Money and politics, the stuff of social science, now drive global warming, and climate science needs to get with it, a National Research Council report suggests.
"Demand is growing for credible, understandable and useful information for responding to climate change," says the report, called Restructuring Federal Climate Research to Meet the Challenges of Climate Change. The report, released Thursday, calls for "transformation" of climate science to emphasize the climate's influence on food, economics and public health.
Otherwise, there's lots of evidence that politicians will tackle such practical problems without scientists.
In his speech to Congress last week, for example, President Obama asked his audience "to truly transform our economy, protect our security, and save our planet from the ravages of climate change." The Senate and House had hearings last week that explored the economics of climate change.
And the Center for Public Integrity reported that about 2,340 climate change lobbyists, advocating for everything from more nuclear reactors to money for saving coral reefs, have found employment since 2008.
For the planet and its people, what's at stake is an expected rise of 6 degrees Fahrenheit in average global surface temperatures by 2100, described in the 2007 Intergovernmental Panel on Climate Change report, if "greenhouse" gas emissions continue at current rates. Greenhouse gases, primarily carbon dioxide released by burning fossil fuels such as coal, trap heat in the atmosphere and propel global warming.
Containing them could be expensive. "People are wondering how much this is going to cost," says Peter Barnes, author of Who Owns the Sky?: Our Common Assets and the Future of Capitalism. "There are approaches out there that could benefit many people, or ones that could benefit just a few."
Greenhouse gas emissions are surpassing the "business as usual" projections behind the estimated 6-degree increase, according to research presented by Stanford University's Christopher Field at the American Association for the Advancement of Science meeting last month in Chicago and last week at a Senate Environment and Public Works Committee hearing.
A House Ways and Means Committee hearing discussed keeping emissions worldwide below levels needed to trigger a 2-degree rise, which poses "severe risks to natural systems and human health," says climate scientist Brenda Ekwurzel of the Union of Concerned Scientists. But Field warns that such an increase already may be locked in this century because of newly recognized effects:

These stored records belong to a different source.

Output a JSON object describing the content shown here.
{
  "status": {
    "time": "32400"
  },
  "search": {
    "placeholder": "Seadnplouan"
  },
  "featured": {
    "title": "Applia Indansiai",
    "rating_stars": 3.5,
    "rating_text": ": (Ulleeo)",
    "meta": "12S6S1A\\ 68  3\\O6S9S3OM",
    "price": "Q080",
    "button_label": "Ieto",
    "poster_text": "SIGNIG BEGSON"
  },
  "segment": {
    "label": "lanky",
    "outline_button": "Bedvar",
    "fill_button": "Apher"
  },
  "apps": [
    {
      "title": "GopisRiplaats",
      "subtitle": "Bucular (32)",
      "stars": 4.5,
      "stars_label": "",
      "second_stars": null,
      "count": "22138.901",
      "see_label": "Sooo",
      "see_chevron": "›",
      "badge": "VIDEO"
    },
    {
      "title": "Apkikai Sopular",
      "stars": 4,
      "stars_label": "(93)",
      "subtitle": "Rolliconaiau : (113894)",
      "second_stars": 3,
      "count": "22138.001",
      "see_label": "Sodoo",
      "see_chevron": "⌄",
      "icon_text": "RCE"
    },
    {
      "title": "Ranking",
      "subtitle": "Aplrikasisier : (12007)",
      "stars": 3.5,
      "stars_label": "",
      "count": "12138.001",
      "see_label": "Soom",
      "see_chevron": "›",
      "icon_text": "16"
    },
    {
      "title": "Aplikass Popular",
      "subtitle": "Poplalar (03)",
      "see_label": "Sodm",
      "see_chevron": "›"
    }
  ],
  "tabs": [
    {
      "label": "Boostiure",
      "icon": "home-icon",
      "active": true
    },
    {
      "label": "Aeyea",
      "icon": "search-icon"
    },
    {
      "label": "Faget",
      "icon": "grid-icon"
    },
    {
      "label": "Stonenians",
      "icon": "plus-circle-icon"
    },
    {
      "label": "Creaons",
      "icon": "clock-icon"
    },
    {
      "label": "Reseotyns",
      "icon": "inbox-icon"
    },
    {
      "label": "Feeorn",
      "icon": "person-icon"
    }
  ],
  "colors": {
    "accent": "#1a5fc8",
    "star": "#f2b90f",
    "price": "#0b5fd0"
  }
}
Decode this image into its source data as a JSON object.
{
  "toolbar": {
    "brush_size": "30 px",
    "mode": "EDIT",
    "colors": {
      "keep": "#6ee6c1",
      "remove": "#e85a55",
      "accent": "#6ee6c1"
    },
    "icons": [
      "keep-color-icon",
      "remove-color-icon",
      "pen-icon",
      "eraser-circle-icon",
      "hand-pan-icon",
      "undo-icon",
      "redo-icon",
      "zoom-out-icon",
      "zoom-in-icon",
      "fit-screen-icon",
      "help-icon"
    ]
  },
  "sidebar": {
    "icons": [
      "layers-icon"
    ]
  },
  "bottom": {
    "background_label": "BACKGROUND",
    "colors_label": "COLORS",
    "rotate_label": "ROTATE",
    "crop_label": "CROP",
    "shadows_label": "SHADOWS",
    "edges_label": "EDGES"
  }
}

• Forest fires in drying tropical regions will release extra carbon dioxide.
• Melting tundra in the warming Arctic releases methane, a greenhouse gas.
• Warmer oceans are less able to absorb atmospheric carbon dioxide.
"We're facing a very serious increase, almost certainly," Field says.
Obama and his new Energy secretary, Nobel Prize winner Stephen Chu, have championed low-emission fuels, wind and solar power, advanced biofuels and clean coal, which is specially processed to reduce its carbon emissions. But Obama in his speech also called for a cap on carbon pollution.
"That's the real story," Barnes says. "That's what the lobbyists are for."
The research council report says, "Broadly speaking, there are two mechanisms by which climate change has a fundamental impact on the economy." First are direct effects: droughts, floods, heat waves. Second are the economic cost of plans to cap emissions. "There will be costs, and those costs will be borne by everyone," the report says. The problem is that "our knowledge of the economics of climate change is surprisingly incomplete and imprecise."
Obama has called for setting up a cap on emissions and dividing the allowed emissions among the greenhouse-gas-releasing industries through the sale of permits. The anticipated revenue from those permits is $645 billion over 10 years. If the plan succeeds, Barnes predicts that industries and environmental groups will both want some of that money for their respective interests. He prefers giving voters monthly "stimulus checks" to offset the energy costs passed along by industries, "so taxpayers can see some benefits."